Review Summary: A jubilant electronic album that delves into psychotic musical realms without ever becoming overdone or bloated.10 of 10 thought this review was well written
In past works, Books have always been associated with a sound referred to as folktronica, using acoustic sounds and melodies and juxtaposing them with hazy vocal samples and oddball textures. And what folk influences they had probably reflected on their minimalist sound. Whatever; The Books have ditched all modesty for good on The Way Out
, aiming for sound-college grandiosity. No traditional instrumentation is sacred, every loop subjected to mathematical layering. It's an expansion of soundscapery explored on Lost and Safe
. The distinction is present, if not tangible, but the full disclosure is that The Way Out

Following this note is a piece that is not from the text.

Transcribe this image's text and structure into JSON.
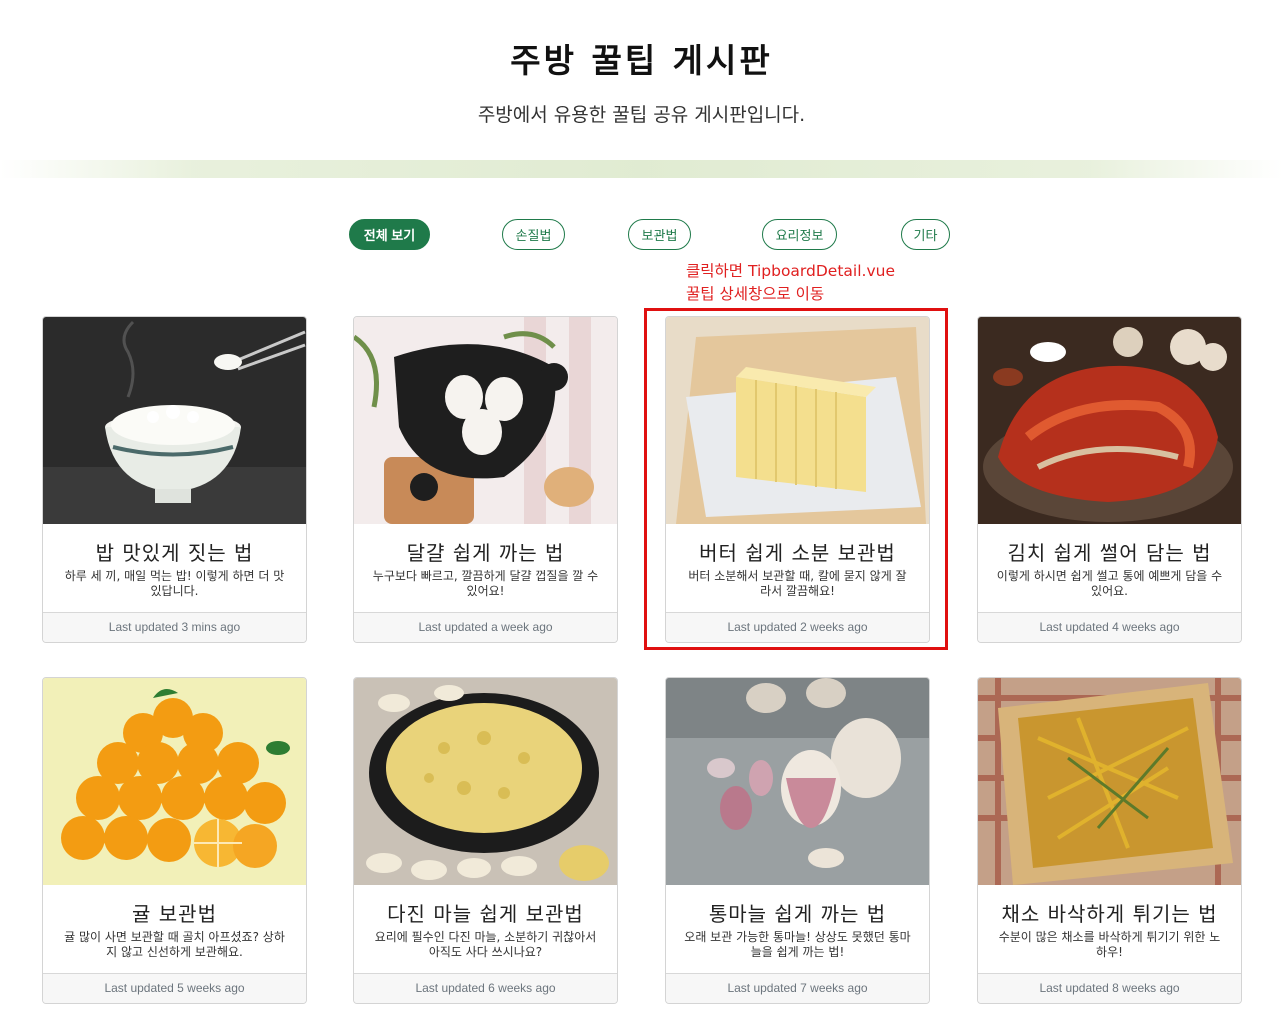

's sound lies in its diverse palette of musical techniques and samples utilized. It aims for everything, and god damnit
, it achieves it. Sped-up rhythms and twisted vocal samples do create a joyous musical vibe, but the album paces in a diverse and cooling manner. Tense and dynamic tunes such as "I Didn't Know That" are contrasted by tracks such as "Thirty Coming" which swell and build not unlike a post-rock song.
In contrast to many sample-based records, The Way Out

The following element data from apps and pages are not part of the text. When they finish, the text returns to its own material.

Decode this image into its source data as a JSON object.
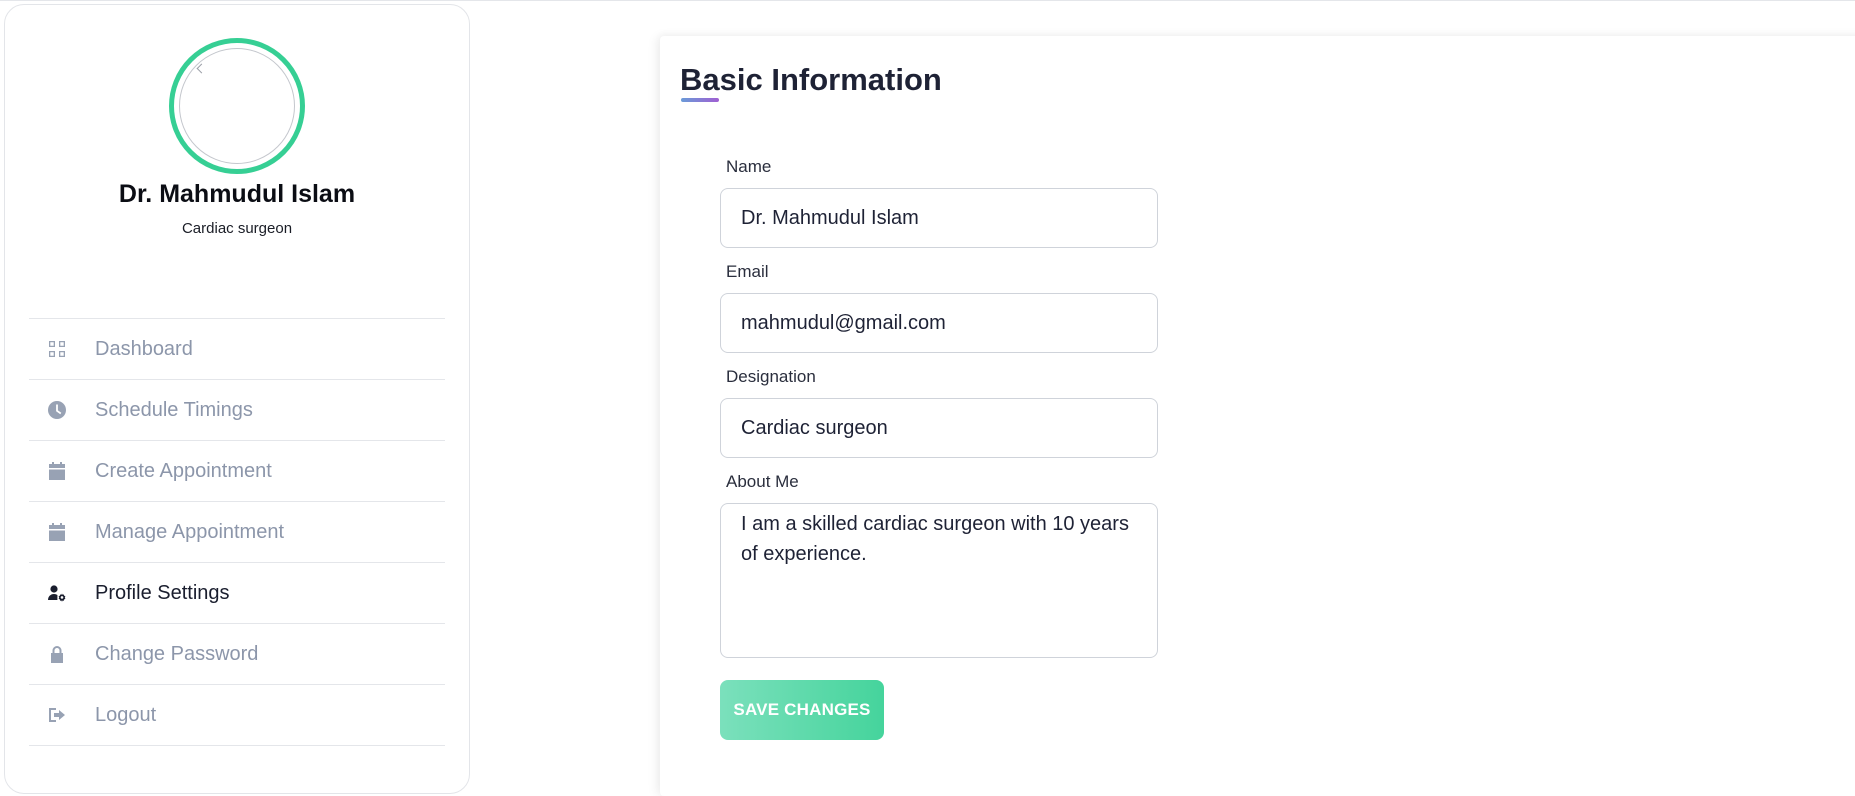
{
  "profile": {
    "name": "Dr. Mahmudul Islam",
    "designation": "Cardiac surgeon",
    "accent_color": "#36cf94"
  },
  "sidebar": {
    "items": [
      {
        "label": "Dashboard",
        "icon": "grid-icon",
        "active": false
      },
      {
        "label": "Schedule Timings",
        "icon": "clock-icon",
        "active": false
      },
      {
        "label": "Create Appointment",
        "icon": "calendar-icon",
        "active": false
      },
      {
        "label": "Manage Appointment",
        "icon": "calendar-icon",
        "active": false
      },
      {
        "label": "Profile Settings",
        "icon": "user-cog-icon",
        "active": true
      },
      {
        "label": "Change Password",
        "icon": "lock-icon",
        "active": false
      },
      {
        "label": "Logout",
        "icon": "logout-icon",
        "active": false
      }
    ]
  },
  "form": {
    "title": "Basic Information",
    "name_label": "Name",
    "name_value": "Dr. Mahmudul Islam",
    "email_label": "Email",
    "email_value": "mahmudul@gmail.com",
    "designation_label": "Designation",
    "designation_value": "Cardiac surgeon",
    "about_label": "About Me",
    "about_value": "I am a skilled cardiac surgeon with 10 years of experience.",
    "save_label": "SAVE CHANGES"
  }
}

is completely fulfilling as an album. It recalls different moods and textures, the second half in particular containing slow-brooding tracks featuring soothing vocals. With the exception of "Free Translator", these tracks tend to diverge from standard songwriting and instead produce a hypnotic sound that works as an alternate to the more upbeat tracks. While its ambition to cover a plethora of sounds could leave one expecting an incohesive piece of art, The Books have created a record made to digest as a whole, each track flowing into new territory. But I digress; The Way Out

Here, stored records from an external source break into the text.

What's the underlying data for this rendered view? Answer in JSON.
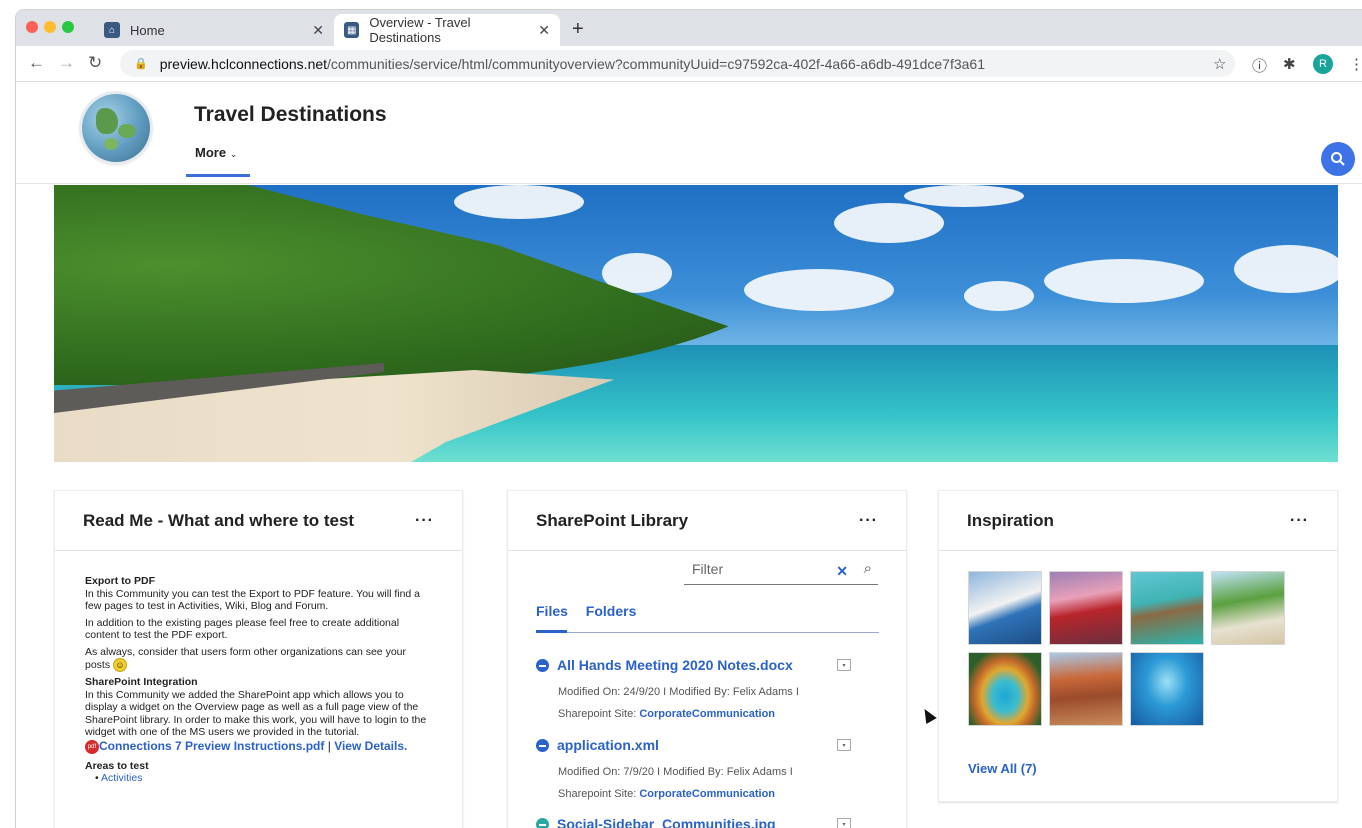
{
  "browser": {
    "tabs": [
      {
        "label": "Home",
        "close": "✕"
      },
      {
        "label": "Overview - Travel Destinations",
        "close": "✕"
      }
    ],
    "new_tab": "+",
    "url_host": "preview.hclconnections.net",
    "url_path": "/communities/service/html/communityoverview?communityUuid=c97592ca-402f-4a66-a6db-491dce7f3a61",
    "profile_initial": "R"
  },
  "community": {
    "title": "Travel Destinations",
    "more_label": "More"
  },
  "readme": {
    "title": "Read Me - What and where to test",
    "menu": "···",
    "export_heading": "Export to PDF",
    "export_p1": "In this Community you can test the Export to PDF feature. You will find a few pages to test in Activities, Wiki, Blog and Forum.",
    "export_p2": "In addition to the existing pages please feel free to create additional content to test the PDF export.",
    "export_p3": "As always, consider that users form other organizations can see your posts",
    "sp_heading": "SharePoint Integration",
    "sp_p1": "In this Community we added the SharePoint app which allows you to display a widget on the Overview page as well as a full page view of the SharePoint library. In order to make this work, you will have to login to the widget with one of the MS users we provided in the tutorial.",
    "pdf_link": "Connections 7 Preview Instructions.pdf",
    "separator": "|",
    "view_details": "View Details.",
    "areas_heading": "Areas to test",
    "areas_item1": "Activities"
  },
  "sharepoint": {
    "title": "SharePoint Library",
    "menu": "···",
    "filter_placeholder": "Filter",
    "tab_files": "Files",
    "tab_folders": "Folders",
    "files": [
      {
        "name": "All Hands Meeting 2020 Notes.docx",
        "meta1": "Modified On: 24/9/20 I Modified By: Felix Adams I",
        "site_label": "Sharepoint Site:",
        "site": "CorporateCommunication"
      },
      {
        "name": "application.xml",
        "meta1": "Modified On: 7/9/20 I Modified By: Felix Adams I",
        "site_label": "Sharepoint Site:",
        "site": "CorporateCommunication"
      },
      {
        "name": "Social-Sidebar_Communities.jpg"
      }
    ]
  },
  "inspiration": {
    "title": "Inspiration",
    "menu": "···",
    "view_all": "View All (7)",
    "thumbs": [
      "santorini",
      "pagoda",
      "overwater-bungalows",
      "palm-beach",
      "hot-spring",
      "florence",
      "underwater"
    ]
  }
}
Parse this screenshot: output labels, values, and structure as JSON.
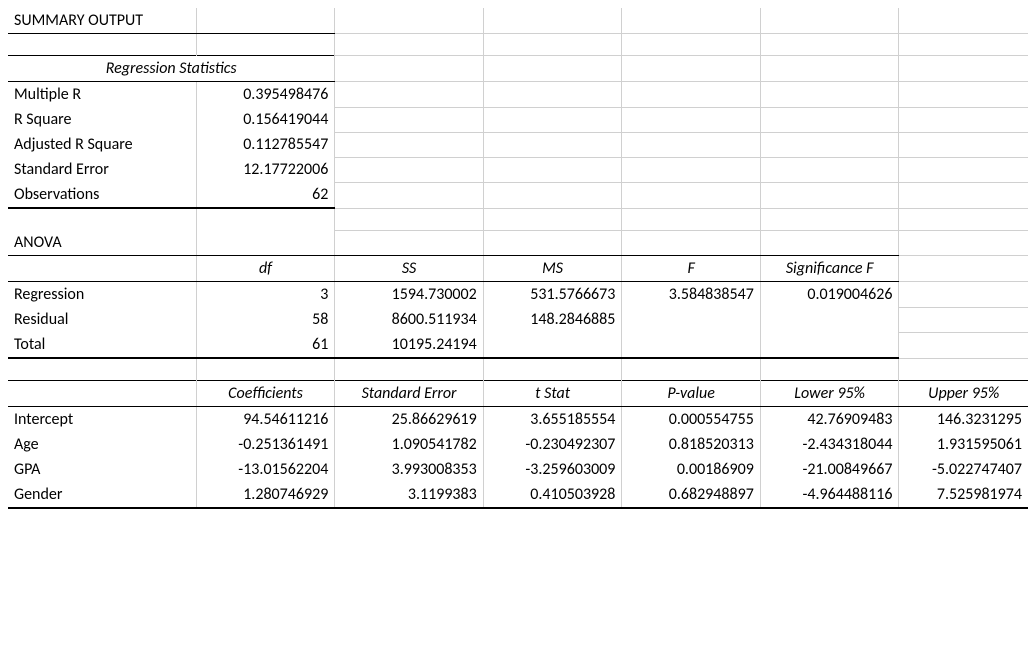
{
  "title": "SUMMARY OUTPUT",
  "reg_stats": {
    "heading": "Regression Statistics",
    "rows": {
      "multiple_r": {
        "label": "Multiple R",
        "value": "0.395498476"
      },
      "r_square": {
        "label": "R Square",
        "value": "0.156419044"
      },
      "adj_r_square": {
        "label": "Adjusted R Square",
        "value": "0.112785547"
      },
      "std_error": {
        "label": "Standard Error",
        "value": "12.17722006"
      },
      "observations": {
        "label": "Observations",
        "value": "62"
      }
    }
  },
  "anova": {
    "heading": "ANOVA",
    "columns": {
      "df": "df",
      "ss": "SS",
      "ms": "MS",
      "f": "F",
      "sig_f": "Significance F"
    },
    "rows": {
      "regression": {
        "label": "Regression",
        "df": "3",
        "ss": "1594.730002",
        "ms": "531.5766673",
        "f": "3.584838547",
        "sig_f": "0.019004626"
      },
      "residual": {
        "label": "Residual",
        "df": "58",
        "ss": "8600.511934",
        "ms": "148.2846885",
        "f": "",
        "sig_f": ""
      },
      "total": {
        "label": "Total",
        "df": "61",
        "ss": "10195.24194",
        "ms": "",
        "f": "",
        "sig_f": ""
      }
    }
  },
  "coeffs": {
    "columns": {
      "coef": "Coefficients",
      "se": "Standard Error",
      "t": "t Stat",
      "p": "P-value",
      "lo": "Lower 95%",
      "hi": "Upper 95%"
    },
    "rows": {
      "intercept": {
        "label": "Intercept",
        "coef": "94.54611216",
        "se": "25.86629619",
        "t": "3.655185554",
        "p": "0.000554755",
        "lo": "42.76909483",
        "hi": "146.3231295"
      },
      "age": {
        "label": "Age",
        "coef": "-0.251361491",
        "se": "1.090541782",
        "t": "-0.230492307",
        "p": "0.818520313",
        "lo": "-2.434318044",
        "hi": "1.931595061"
      },
      "gpa": {
        "label": "GPA",
        "coef": "-13.01562204",
        "se": "3.993008353",
        "t": "-3.259603009",
        "p": "0.00186909",
        "lo": "-21.00849667",
        "hi": "-5.022747407"
      },
      "gender": {
        "label": "Gender",
        "coef": "1.280746929",
        "se": "3.1199383",
        "t": "0.410503928",
        "p": "0.682948897",
        "lo": "-4.964488116",
        "hi": "7.525981974"
      }
    }
  }
}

is crazy fun, small atonal samples layered to produce a stunning musical effect. The vocal samples often define the feel of each track, adding humor, abstraction, and general atmosphere. The entire LP, while channeling the celebratory feel of plunderphonic music, creates something bigger musically, something that will perplex, ease, and engage listeners to the fullest. And that is something for experimental music fans to revel in.